BEGIN INPUT DATA

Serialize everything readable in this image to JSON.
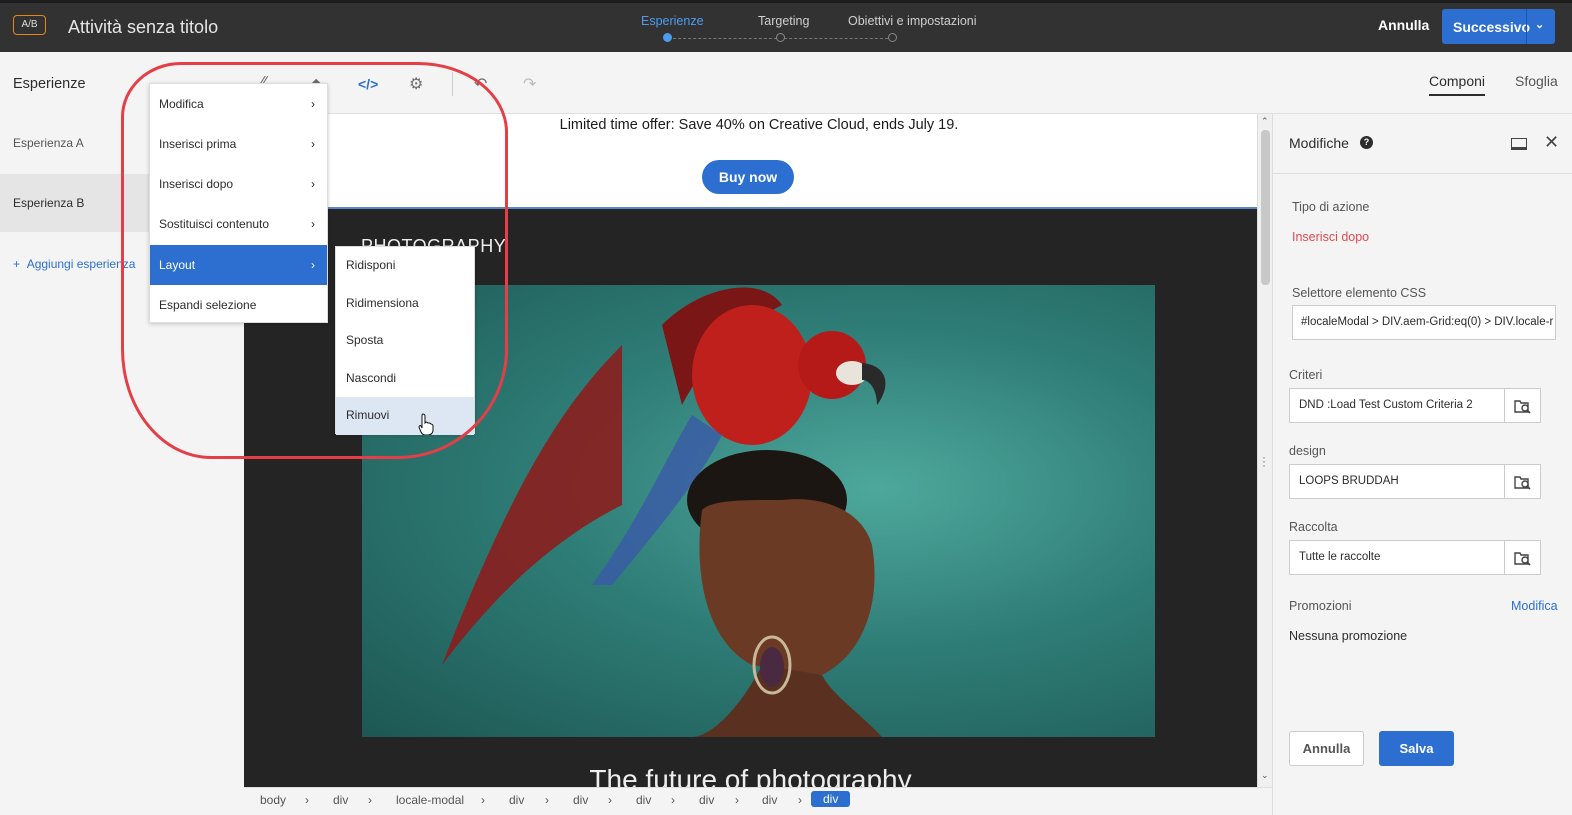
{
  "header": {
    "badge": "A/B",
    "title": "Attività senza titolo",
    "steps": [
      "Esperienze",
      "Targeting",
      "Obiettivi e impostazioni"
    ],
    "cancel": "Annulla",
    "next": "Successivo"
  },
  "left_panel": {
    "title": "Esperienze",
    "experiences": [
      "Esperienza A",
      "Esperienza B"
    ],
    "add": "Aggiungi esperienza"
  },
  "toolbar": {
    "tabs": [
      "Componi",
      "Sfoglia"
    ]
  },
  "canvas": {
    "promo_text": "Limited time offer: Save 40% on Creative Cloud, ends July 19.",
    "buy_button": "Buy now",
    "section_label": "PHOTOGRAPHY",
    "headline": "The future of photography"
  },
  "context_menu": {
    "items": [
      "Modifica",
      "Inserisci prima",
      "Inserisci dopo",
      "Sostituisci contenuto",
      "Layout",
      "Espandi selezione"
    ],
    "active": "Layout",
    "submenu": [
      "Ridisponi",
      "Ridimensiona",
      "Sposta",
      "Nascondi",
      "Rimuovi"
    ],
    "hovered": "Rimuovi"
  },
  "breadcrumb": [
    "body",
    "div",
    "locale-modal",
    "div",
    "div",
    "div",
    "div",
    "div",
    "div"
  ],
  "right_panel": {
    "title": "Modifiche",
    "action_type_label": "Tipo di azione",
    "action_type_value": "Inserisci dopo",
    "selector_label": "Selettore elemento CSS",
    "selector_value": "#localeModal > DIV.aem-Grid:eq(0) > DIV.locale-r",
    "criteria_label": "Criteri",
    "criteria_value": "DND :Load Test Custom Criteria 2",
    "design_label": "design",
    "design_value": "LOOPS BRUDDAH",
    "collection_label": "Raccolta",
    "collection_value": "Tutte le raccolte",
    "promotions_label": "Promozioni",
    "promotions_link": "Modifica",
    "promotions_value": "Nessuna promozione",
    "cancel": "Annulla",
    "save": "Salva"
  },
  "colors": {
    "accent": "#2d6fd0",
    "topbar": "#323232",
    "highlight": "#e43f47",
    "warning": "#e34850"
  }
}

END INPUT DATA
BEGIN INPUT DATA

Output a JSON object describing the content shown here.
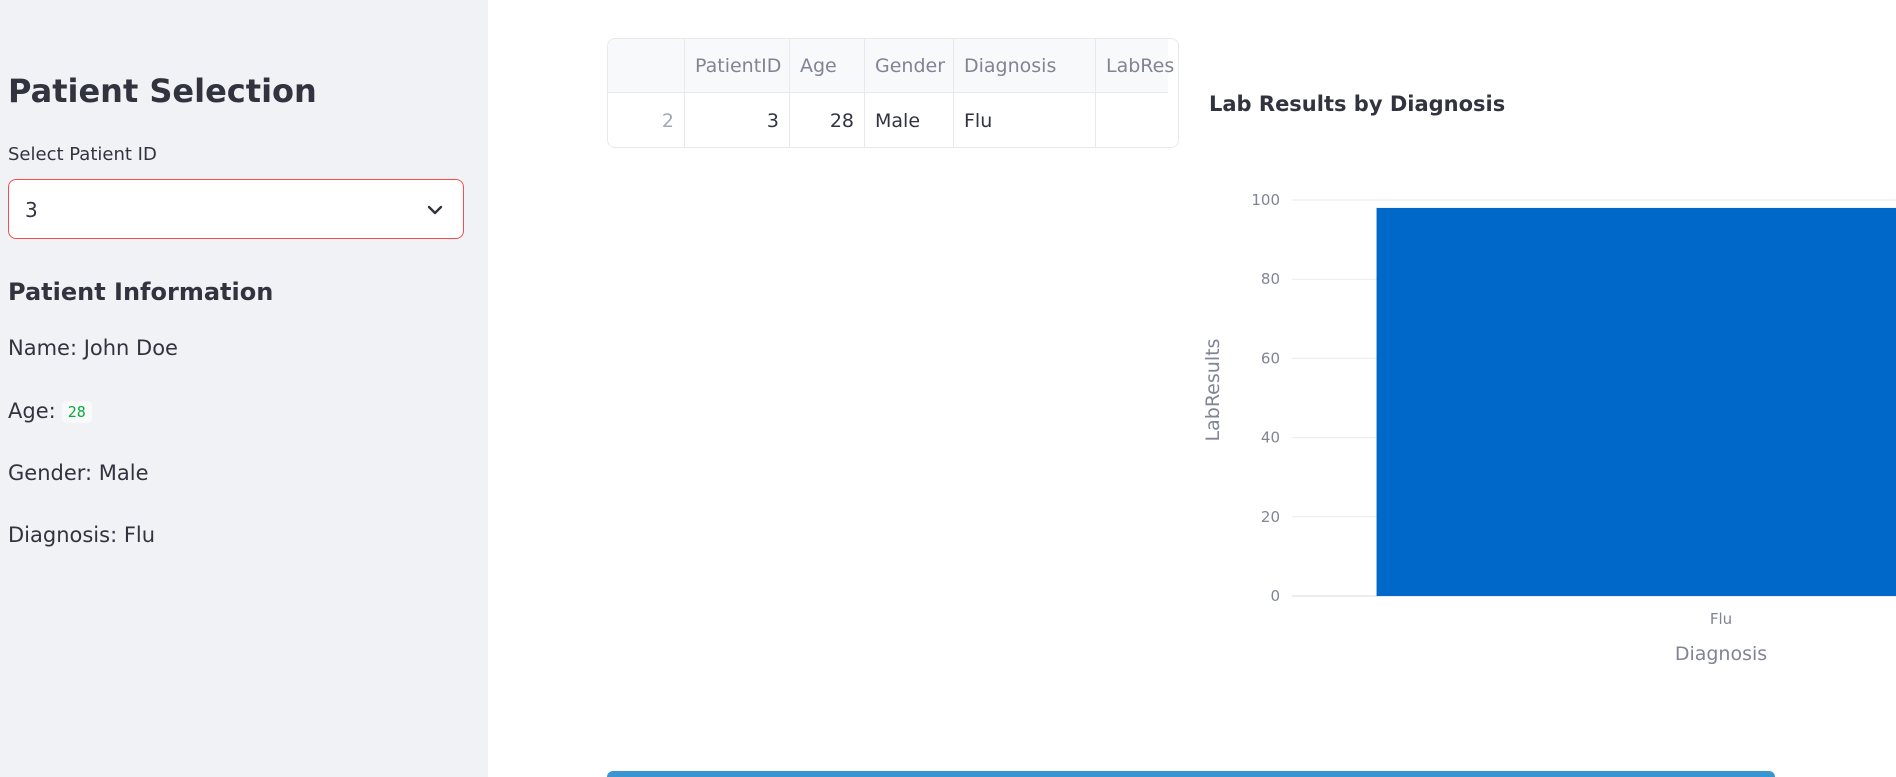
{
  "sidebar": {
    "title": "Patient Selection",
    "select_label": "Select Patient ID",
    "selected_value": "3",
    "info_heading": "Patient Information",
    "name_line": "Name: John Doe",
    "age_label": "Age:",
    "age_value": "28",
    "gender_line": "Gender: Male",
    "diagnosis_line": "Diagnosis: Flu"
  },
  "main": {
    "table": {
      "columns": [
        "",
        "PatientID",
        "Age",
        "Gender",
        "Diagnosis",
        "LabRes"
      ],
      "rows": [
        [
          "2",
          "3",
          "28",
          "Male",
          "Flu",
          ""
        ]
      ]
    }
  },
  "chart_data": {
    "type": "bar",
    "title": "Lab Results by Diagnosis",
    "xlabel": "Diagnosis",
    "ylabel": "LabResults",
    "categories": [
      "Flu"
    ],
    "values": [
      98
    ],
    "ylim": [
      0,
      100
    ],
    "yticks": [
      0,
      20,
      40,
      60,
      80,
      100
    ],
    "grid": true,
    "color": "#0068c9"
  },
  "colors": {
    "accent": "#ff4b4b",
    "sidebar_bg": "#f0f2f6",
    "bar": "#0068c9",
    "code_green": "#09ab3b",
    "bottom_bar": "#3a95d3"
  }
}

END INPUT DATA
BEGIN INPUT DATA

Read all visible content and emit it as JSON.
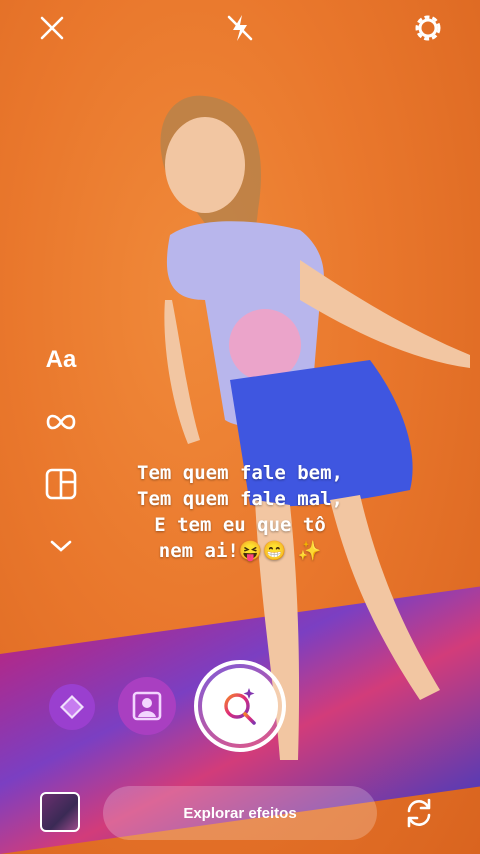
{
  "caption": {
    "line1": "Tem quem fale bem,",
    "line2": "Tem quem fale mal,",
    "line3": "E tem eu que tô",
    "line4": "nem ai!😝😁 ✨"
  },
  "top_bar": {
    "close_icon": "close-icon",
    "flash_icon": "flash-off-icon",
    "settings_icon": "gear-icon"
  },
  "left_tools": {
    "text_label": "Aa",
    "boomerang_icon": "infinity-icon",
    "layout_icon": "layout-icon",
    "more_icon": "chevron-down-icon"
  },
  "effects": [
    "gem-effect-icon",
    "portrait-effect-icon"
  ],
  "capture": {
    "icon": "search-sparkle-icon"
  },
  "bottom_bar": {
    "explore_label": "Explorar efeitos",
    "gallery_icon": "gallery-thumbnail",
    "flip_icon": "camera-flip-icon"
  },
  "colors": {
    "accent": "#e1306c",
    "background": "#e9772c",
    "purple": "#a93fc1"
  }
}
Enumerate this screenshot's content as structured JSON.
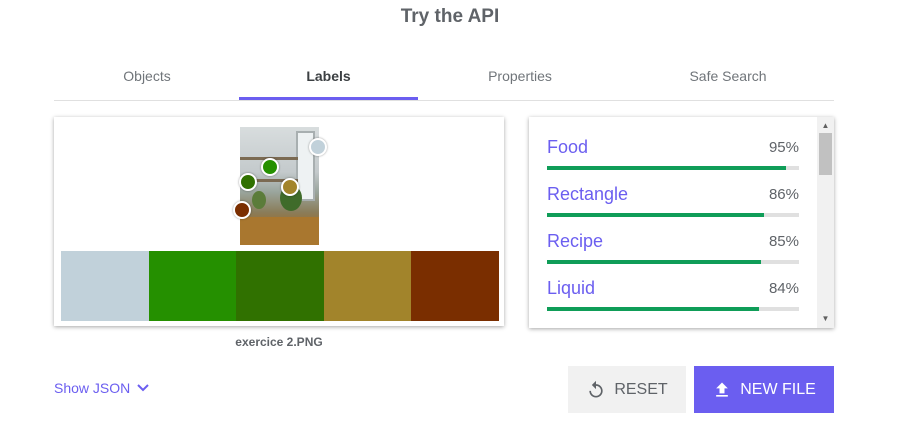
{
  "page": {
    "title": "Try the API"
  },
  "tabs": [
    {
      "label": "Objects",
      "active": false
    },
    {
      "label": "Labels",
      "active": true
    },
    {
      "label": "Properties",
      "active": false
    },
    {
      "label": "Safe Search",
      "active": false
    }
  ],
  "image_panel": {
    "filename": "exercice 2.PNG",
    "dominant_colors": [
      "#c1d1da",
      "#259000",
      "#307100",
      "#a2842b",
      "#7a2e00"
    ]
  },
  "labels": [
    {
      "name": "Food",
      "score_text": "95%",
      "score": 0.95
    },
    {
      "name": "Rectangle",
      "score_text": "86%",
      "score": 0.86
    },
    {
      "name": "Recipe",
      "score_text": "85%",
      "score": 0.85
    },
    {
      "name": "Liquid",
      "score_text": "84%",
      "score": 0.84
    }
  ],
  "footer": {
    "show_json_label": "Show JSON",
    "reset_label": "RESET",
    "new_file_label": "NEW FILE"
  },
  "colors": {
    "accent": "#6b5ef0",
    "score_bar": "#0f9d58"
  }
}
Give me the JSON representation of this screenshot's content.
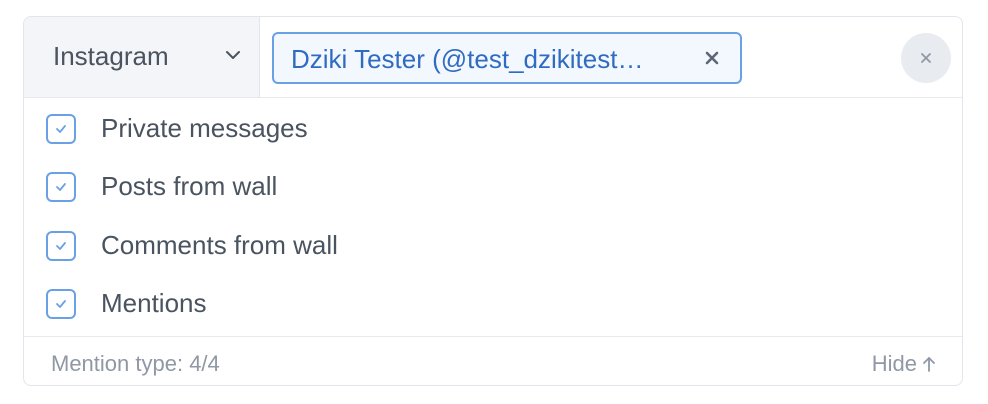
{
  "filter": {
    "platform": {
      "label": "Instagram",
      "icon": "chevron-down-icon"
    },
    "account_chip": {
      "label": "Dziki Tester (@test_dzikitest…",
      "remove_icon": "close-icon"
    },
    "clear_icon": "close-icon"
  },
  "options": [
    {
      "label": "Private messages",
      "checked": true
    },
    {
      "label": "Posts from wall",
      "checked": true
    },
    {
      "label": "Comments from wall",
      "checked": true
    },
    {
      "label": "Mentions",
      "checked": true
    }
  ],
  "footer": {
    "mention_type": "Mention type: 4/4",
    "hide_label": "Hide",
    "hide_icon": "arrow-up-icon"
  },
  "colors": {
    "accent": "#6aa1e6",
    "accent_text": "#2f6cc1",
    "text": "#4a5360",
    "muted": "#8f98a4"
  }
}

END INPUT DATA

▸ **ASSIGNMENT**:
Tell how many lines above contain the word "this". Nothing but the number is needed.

▸ **FINAL ANSWER**:
3